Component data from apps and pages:
──────────────────────────────
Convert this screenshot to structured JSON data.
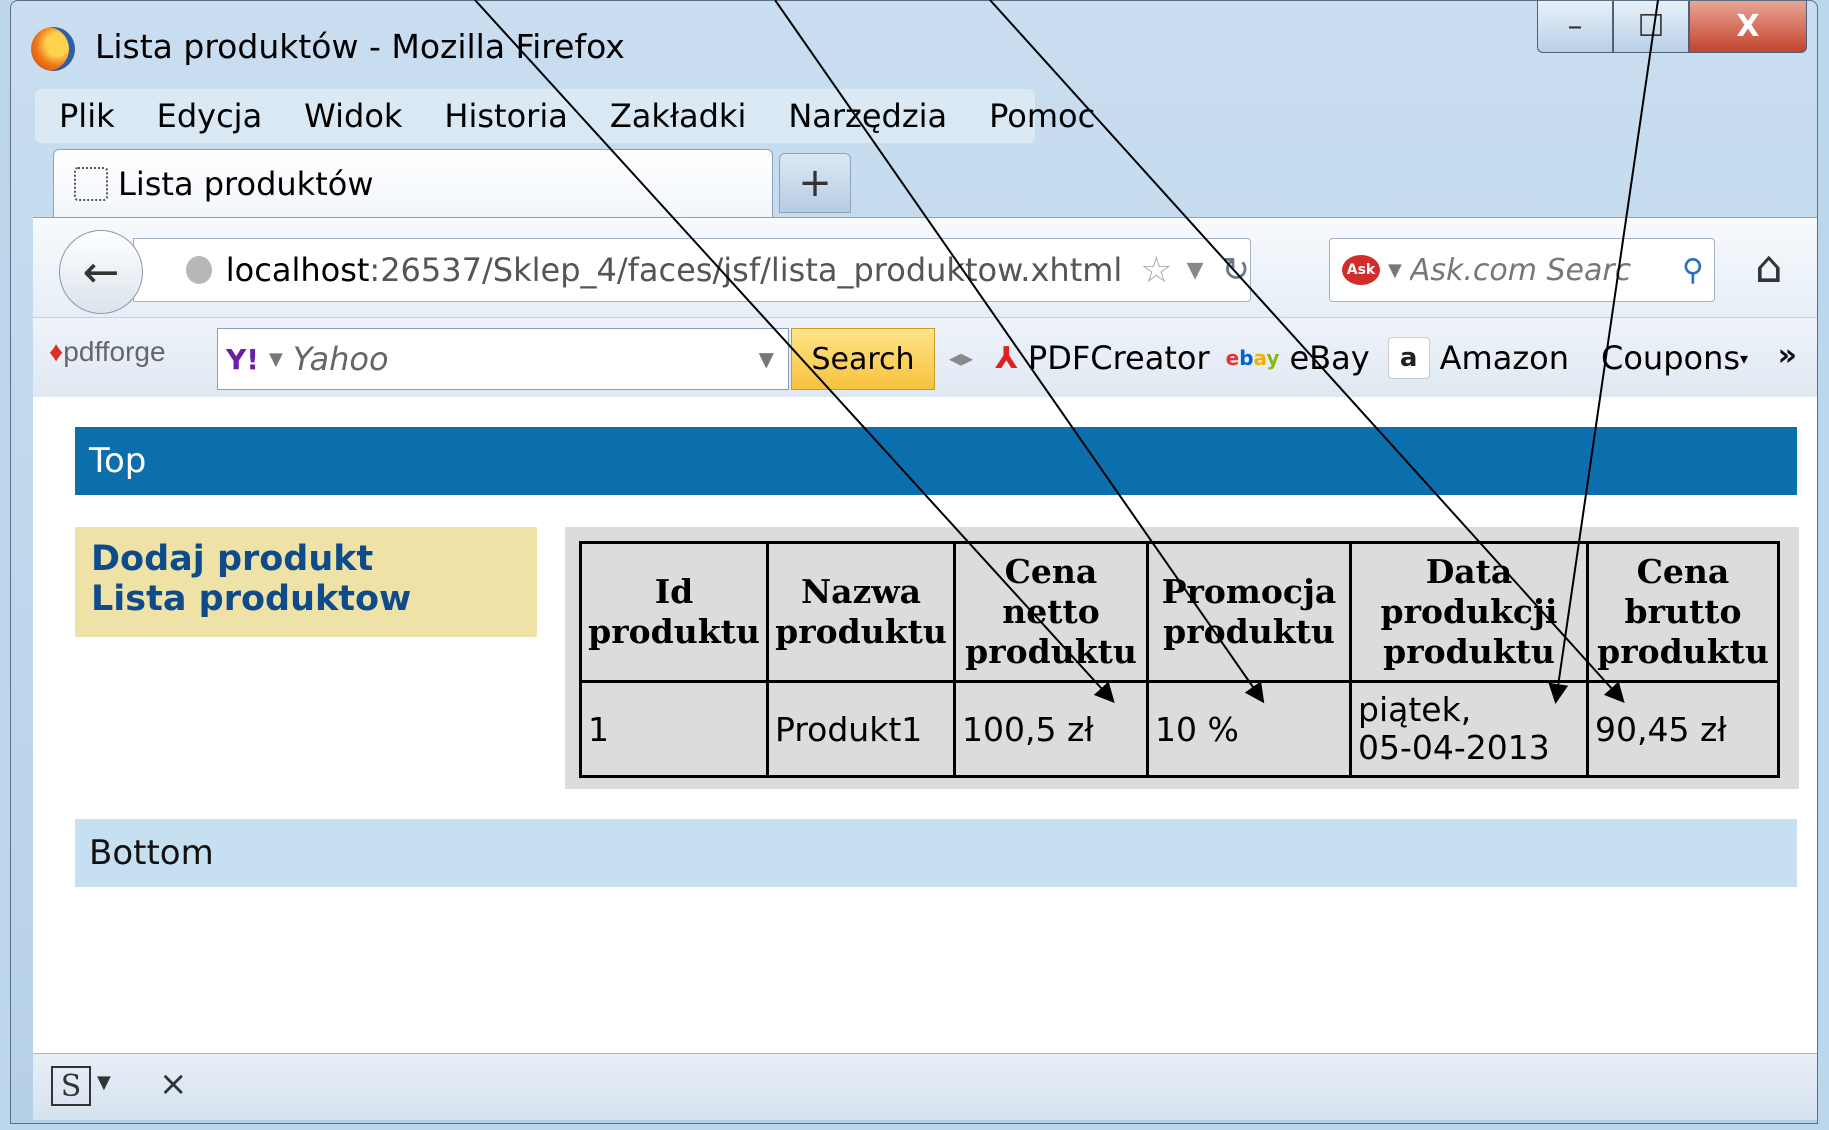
{
  "window": {
    "title": "Lista produktów - Mozilla Firefox",
    "controls": {
      "minimize": "–",
      "maximize": "☐",
      "close": "X"
    }
  },
  "menubar": [
    "Plik",
    "Edycja",
    "Widok",
    "Historia",
    "Zakładki",
    "Narzędzia",
    "Pomoc"
  ],
  "tabs": [
    {
      "label": "Lista produktów"
    }
  ],
  "new_tab_label": "+",
  "navbar": {
    "url_host": "localhost",
    "url_path": ":26537/Sklep_4/faces/jsf/lista_produktow.xhtml",
    "search_placeholder": "Ask.com Searc"
  },
  "toolbar": {
    "pdfforge_logo": "pdfforge",
    "yahoo_text": "Yahoo",
    "search_button": "Search",
    "items": [
      "PDFCreator",
      "eBay",
      "Amazon",
      "Coupons"
    ],
    "overflow": "»"
  },
  "page": {
    "top_band": "Top",
    "bottom_band": "Bottom",
    "menu_links": [
      "Dodaj produkt",
      "Lista produktow"
    ],
    "table": {
      "headers": [
        [
          "Id",
          "produktu"
        ],
        [
          "Nazwa",
          "produktu"
        ],
        [
          "Cena",
          "netto",
          "produktu"
        ],
        [
          "Promocja",
          "produktu"
        ],
        [
          "Data",
          "produkcji",
          "produktu"
        ],
        [
          "Cena",
          "brutto",
          "produktu"
        ]
      ],
      "rows": [
        [
          "1",
          "Produkt1",
          "100,5 zł",
          "10 %",
          "piątek,",
          "90,45 zł"
        ]
      ],
      "date_second_line": "05-04-2013"
    }
  },
  "statusbar": {
    "s_icon": "S",
    "close": "×"
  },
  "icons": {
    "back": "back-arrow-icon",
    "home": "home-icon",
    "reload": "reload-icon",
    "star": "bookmark-star-icon",
    "ask": "ask-logo-icon",
    "magnifier": "search-icon",
    "yahoo": "yahoo-icon",
    "pdf": "pdf-icon",
    "ebay": "ebay-icon",
    "amazon": "amazon-icon"
  },
  "colors": {
    "top_band": "#0b6fae",
    "bottom_band": "#c7e0f1",
    "side_menu": "#efe2a6",
    "table_bg": "#dcdcdc",
    "link": "#0d4b8a"
  }
}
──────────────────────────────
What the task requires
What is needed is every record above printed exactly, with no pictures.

Output for this task
Convert this screenshot to structured JSON data.
{
  "window": {
    "title": "Lista produktów - Mozilla Firefox",
    "controls": {
      "minimize": "–",
      "maximize": "☐",
      "close": "X"
    }
  },
  "menubar": [
    "Plik",
    "Edycja",
    "Widok",
    "Historia",
    "Zakładki",
    "Narzędzia",
    "Pomoc"
  ],
  "tabs": [
    {
      "label": "Lista produktów"
    }
  ],
  "new_tab_label": "+",
  "navbar": {
    "url_host": "localhost",
    "url_path": ":26537/Sklep_4/faces/jsf/lista_produktow.xhtml",
    "search_placeholder": "Ask.com Searc"
  },
  "toolbar": {
    "pdfforge_logo": "pdfforge",
    "yahoo_text": "Yahoo",
    "search_button": "Search",
    "items": [
      "PDFCreator",
      "eBay",
      "Amazon",
      "Coupons"
    ],
    "overflow": "»"
  },
  "page": {
    "top_band": "Top",
    "bottom_band": "Bottom",
    "menu_links": [
      "Dodaj produkt",
      "Lista produktow"
    ],
    "table": {
      "headers": [
        [
          "Id",
          "produktu"
        ],
        [
          "Nazwa",
          "produktu"
        ],
        [
          "Cena",
          "netto",
          "produktu"
        ],
        [
          "Promocja",
          "produktu"
        ],
        [
          "Data",
          "produkcji",
          "produktu"
        ],
        [
          "Cena",
          "brutto",
          "produktu"
        ]
      ],
      "rows": [
        [
          "1",
          "Produkt1",
          "100,5 zł",
          "10 %",
          "piątek,",
          "90,45 zł"
        ]
      ],
      "date_second_line": "05-04-2013"
    }
  },
  "statusbar": {
    "s_icon": "S",
    "close": "×"
  },
  "icons": {
    "back": "back-arrow-icon",
    "home": "home-icon",
    "reload": "reload-icon",
    "star": "bookmark-star-icon",
    "ask": "ask-logo-icon",
    "magnifier": "search-icon",
    "yahoo": "yahoo-icon",
    "pdf": "pdf-icon",
    "ebay": "ebay-icon",
    "amazon": "amazon-icon"
  },
  "colors": {
    "top_band": "#0b6fae",
    "bottom_band": "#c7e0f1",
    "side_menu": "#efe2a6",
    "table_bg": "#dcdcdc",
    "link": "#0d4b8a"
  }
}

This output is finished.